Large parts of the castle were demolished after the Swedish wars had ended, in order to construct a palace for Prince George, son ofKing Frederick III. The prince never took up residence, and the palace too was demolished in the 18th century. Three manors were constructed nearby, including Iselingen, which became a meeting place for many leading artists and scientists during the 1800s.
Today Vordingborg Castle is a ruin, although parts of the fourteenth century ring walls remain. The only fully preserved part of the castle, the 26 meter tall Goose Tower (Gåsetårnet), is the symbol of the city. The name comes from the golden goose that perches on top of the tower's spire. Although legend has it that Valdemar Atterdag used the symbol to taunt the Hanseatic League, the truth is the goose was first erected in 1871. The tower was transferred into the national trust on December 24, 1808, and was thus the first, protected historic monument in Denmark.
Next to the castle is a botanical garden and also a museum.
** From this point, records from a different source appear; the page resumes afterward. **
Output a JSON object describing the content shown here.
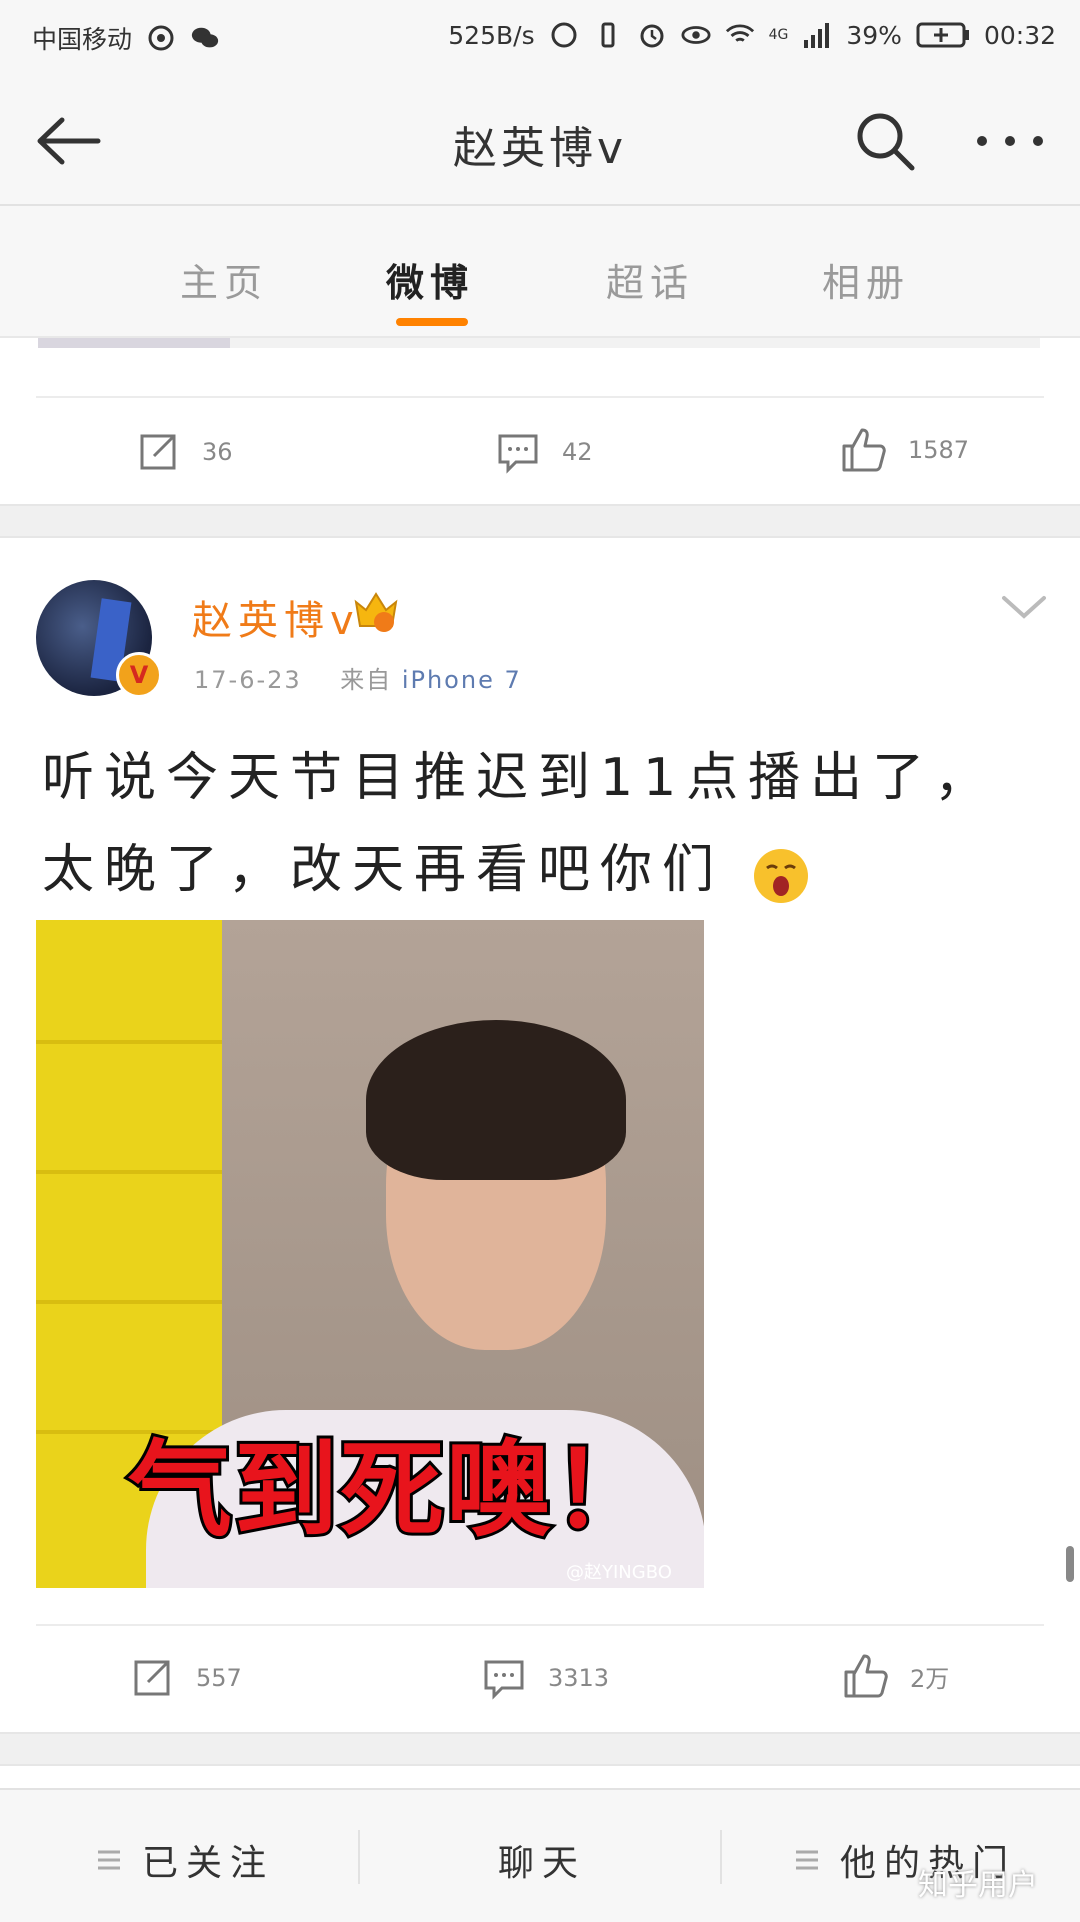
{
  "status_bar": {
    "carrier": "中国移动",
    "speed": "525B/s",
    "network": "4G",
    "battery": "39%",
    "time": "00:32"
  },
  "nav": {
    "title": "赵英博v"
  },
  "tabs": [
    {
      "label": "主页"
    },
    {
      "label": "微博"
    },
    {
      "label": "超话"
    },
    {
      "label": "相册"
    }
  ],
  "previous_post": {
    "reposts": "36",
    "comments": "42",
    "likes": "1587"
  },
  "post": {
    "username": "赵英博v",
    "date": "17-6-23",
    "source_prefix": "来自",
    "source": "iPhone 7",
    "text": "听说今天节目推迟到11点播出了，太晚了，改天再看吧你们",
    "image_caption": "气到死噢！",
    "image_watermark": "@赵YINGBO",
    "reposts": "557",
    "comments": "3313",
    "likes": "2万"
  },
  "bottom_bar": {
    "following": "已关注",
    "chat": "聊天",
    "hot": "他的热门"
  },
  "watermark": "知乎用户",
  "colors": {
    "accent": "#ff8200",
    "username": "#f07b18",
    "source_link": "#5e7bb0"
  }
}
A larger museum is planned which will include information on all of Denmark's historical castles. Excavations of the castle ruins continue. Regular archaeological digs take place here. Many of the finds are displayed in the exhibition at the Danish Castle Centre (Danmarks Borgcenter).References:
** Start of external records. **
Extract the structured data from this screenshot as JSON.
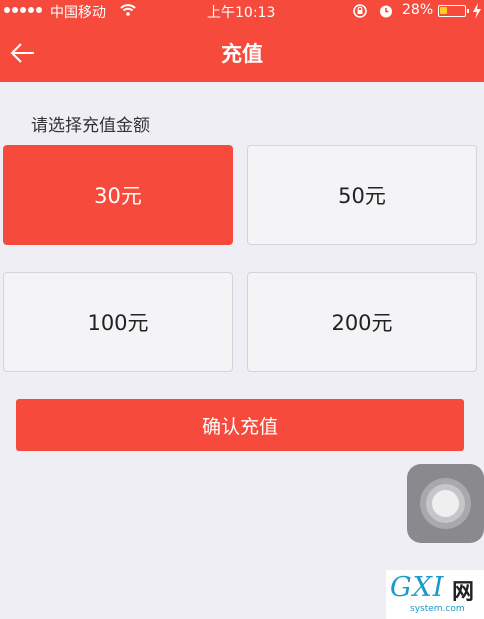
{
  "status_bar": {
    "carrier": "中国移动",
    "time": "上午10:13",
    "battery_percent": "28%",
    "battery_level": 0.28,
    "icons": [
      "signal-dots-icon",
      "wifi-icon",
      "rotation-lock-icon",
      "alarm-icon",
      "battery-icon",
      "charging-icon"
    ]
  },
  "nav": {
    "title": "充值",
    "back_icon": "back-arrow-icon"
  },
  "recharge": {
    "prompt": "请选择充值金额",
    "options": [
      {
        "label": "30元",
        "selected": true
      },
      {
        "label": "50元",
        "selected": false
      },
      {
        "label": "100元",
        "selected": false
      },
      {
        "label": "200元",
        "selected": false
      }
    ],
    "confirm_label": "确认充值"
  },
  "watermark": {
    "logo": "GXI",
    "net": "网",
    "domain": "system.com"
  },
  "colors": {
    "accent": "#f54a3c",
    "background": "#efeef4",
    "option_border": "#d4d4da",
    "battery_fill": "#ffd21f",
    "watermark_blue": "#1a9ac9"
  }
}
The Old Town in Aarhus, Denmark (Den Gamle By), is an open-air town museum consisting of 75 historical buildings collected from 20 townships in all parts of the country. In 1914 the museum opened as the world's first open-air museum of its kind, concentrating on town culture rather than village culture, and to this day it remains one of just a few top rated Danish museums outside Copenhagen.
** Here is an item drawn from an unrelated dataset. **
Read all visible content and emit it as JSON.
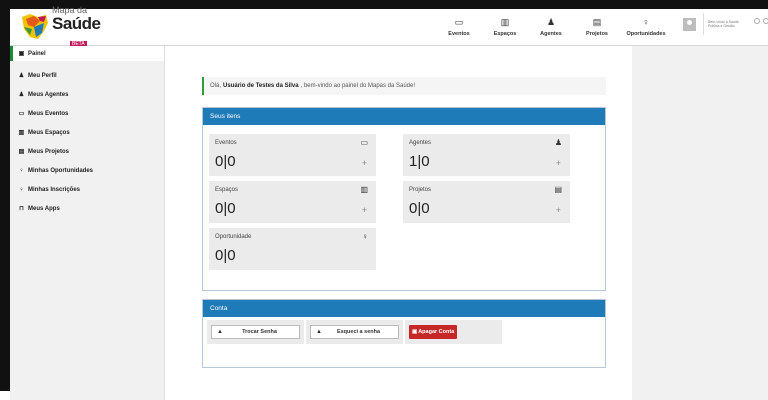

The museum buildings are organized into a small town of chiefly half-timbered structures originally erected between 1550 and the late 19th century in various parts of the country and later moved to Aarhus during the 20th century. In all there are some 27 rooms, chambers or kitchens, 34 workshops, 10 groceries or shops, 5 historical gardens, a post office, a customs office, a school and a theatre.
The town itself is the main attraction but most buildings are open for visitors; rooms are either decorated in the original historical style or organized into larger exhibits of which there are 5 regular with varying themes. There are several groceries, diners and workshops spread throughout the town with museum staff working in the roles of town figures i.e. merchant, blacksmith etc. adding to the illusion of a 'living' town.